At this time the Sun of this world did decline to the lowest point in the heavens, and Christ the Son of righteousness did descend into the manager, the meanest and lowest place on earth.
At this time the sun begins to return to us, and our days receive their increase of light. Upon the day of Christs Nativity, the Sun of righteousness came and arose upon us, and the light of grace received a great increase; John was not that light, he was a light indeed, but a decreasing one, mixt with darkness; but Christ was that light, that clear light, increasing unto perfect day.
So much our venerable countryman, making it clear unto us, that the day of the winter solstice, and the eight of the calends of January, and the twenty fifth day of December, were all one and the same day; that our Saviours was born thereupon, and that it was kept holy in the remembrance thereof, over the whole world, by God’s children in their several ages; and throughout the days that he lived in.
For the next century, we produced John Damascene, who flourished about the year 731 and is a witness of the general observation of this day, from 700 to 800 who was equal to Bede; and as Bede did witness of for the west, so he for the east.
For the next century, extending to the year 900 we shall produce
Rabanus Maurus, abbot of Fulda, and afterward Bishop of Mentz, and president of the Great Synod there, held under Losharius the emperor, for convicting of Godescalcus, anno 848.
Haymo, bishop of Halberstad, kinsman to Bede, and scholar to Alcuinus our countryman.
Theophylact, archbishop of Bulgaria, in his commentaries upon Luke, all which did flourish in this century.
For the next century, and the next following, till the year 1070 we bring in Oecumenius a Greek father, famous in that dark age.
For the next, ______ St. Bernard, the last of all the fathers, who though he lived in the time of the schoolmen, whose beginning we reckon from the year 1050 ( of whom Lanfranke, archbishop of Canterbury was the first ) yet he is reckoned for a father, and gives us a clear testimony of the due observance of the day, in a special manner for his time, in those many sermons that he preached thereupon.
As in his first sermon, Great ( my dearly Beloved ) is the solemnization of the day of our Lords Nativity. But the shortness of the day will compel me to make a short sermon; and no marvel, seeing the Father did as this day, shorten or abbreviate the WORD.
Again in his second sermon, he puts the question, why he was born in the winter, in the night, in such cold weather, in the dark ? Shall (saith he) we believe that it was only by chance ?

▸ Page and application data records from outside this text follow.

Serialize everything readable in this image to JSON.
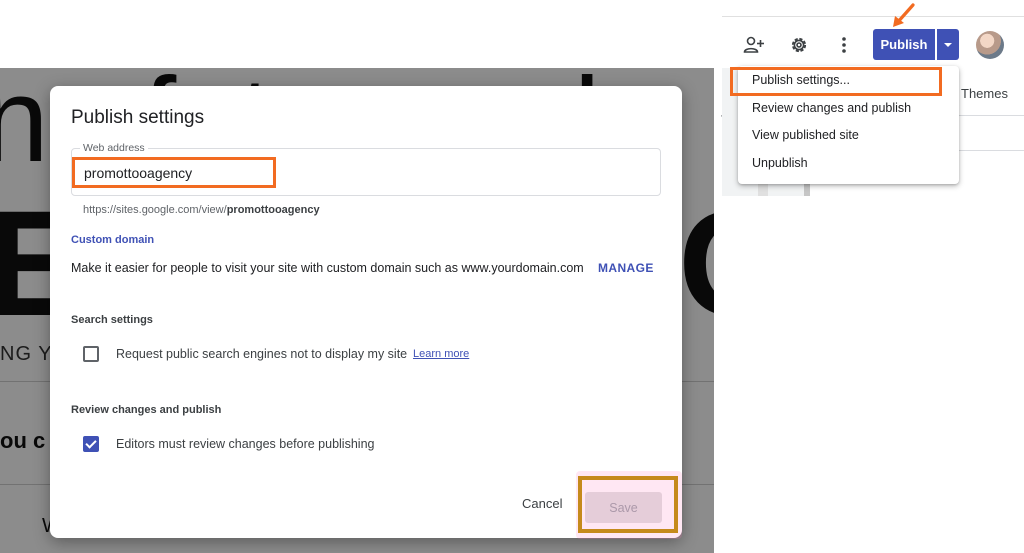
{
  "toolbar": {
    "publish_label": "Publish",
    "icons": [
      "add-person-icon",
      "gear-icon",
      "more-vert-icon",
      "dropdown-caret-icon"
    ]
  },
  "publish_menu": {
    "items": [
      {
        "label": "Publish settings..."
      },
      {
        "label": "Review changes and publish"
      },
      {
        "label": "View published site"
      },
      {
        "label": "Unpublish"
      }
    ]
  },
  "right_panel": {
    "themes_tab": "Themes"
  },
  "modal": {
    "title": "Publish settings",
    "web_address_label": "Web address",
    "web_address_value": "promottooagency",
    "url_prefix": "https://sites.google.com/view/",
    "url_slug": "promottooagency",
    "custom_domain_title": "Custom domain",
    "custom_domain_desc": "Make it easier for people to visit your site with custom domain such as www.yourdomain.com",
    "manage_label": "MANAGE",
    "search_settings_title": "Search settings",
    "search_checkbox_label": "Request public search engines not to display my site",
    "search_checked": false,
    "learn_more": "Learn more",
    "review_title": "Review changes and publish",
    "review_checkbox_label": "Editors must review changes before publishing",
    "review_checked": true,
    "cancel_label": "Cancel",
    "save_label": "Save"
  },
  "colors": {
    "accent": "#3f51b5",
    "annotation_orange": "#f26b21",
    "annotation_gold": "#c58a1b"
  }
}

He answers, Other children do not choose the time when they shall be born, because they have no use of reason, liberty of choice, faculty of deliberation; but Christ although he was man, was in the beginning with the Father: He was then God, the same in wisdom and power that he is now, as being the power and wisdom of God; therefore he the Son of God, being about to be born, in whose power it was, to choose what time he pleased, he chose that which was most troublesome chiefly for a little child, and the son of a poor Mother, who scarce had any cloths to wrap him in, to show that he was not from the earth, but from Heaven.
Much more might be collected out of the works of this holy father, but so much may suffice.
Thus we have proved by the testimony of so many fathers, men famous in their generations, that for almost twelve hundred years, the day of Christs birth was kept constantly, annually universally, by all Christians over the whole world, religiously, holily, and that upon the twenty fifth day of December, according as it hath been the custom of the Church of England, following the ancient and laudable custom of the primitive church.
The corrupt time of the Church follows, from the forementioned time till the year 1517 when the Church began to be reformed in diverse nations, yet she did never in the time of her corruption, so far fall away from the love of her Saviour, as not to keep the day of his birth, though with diverse superstitions, as is willingly objected, and confessed.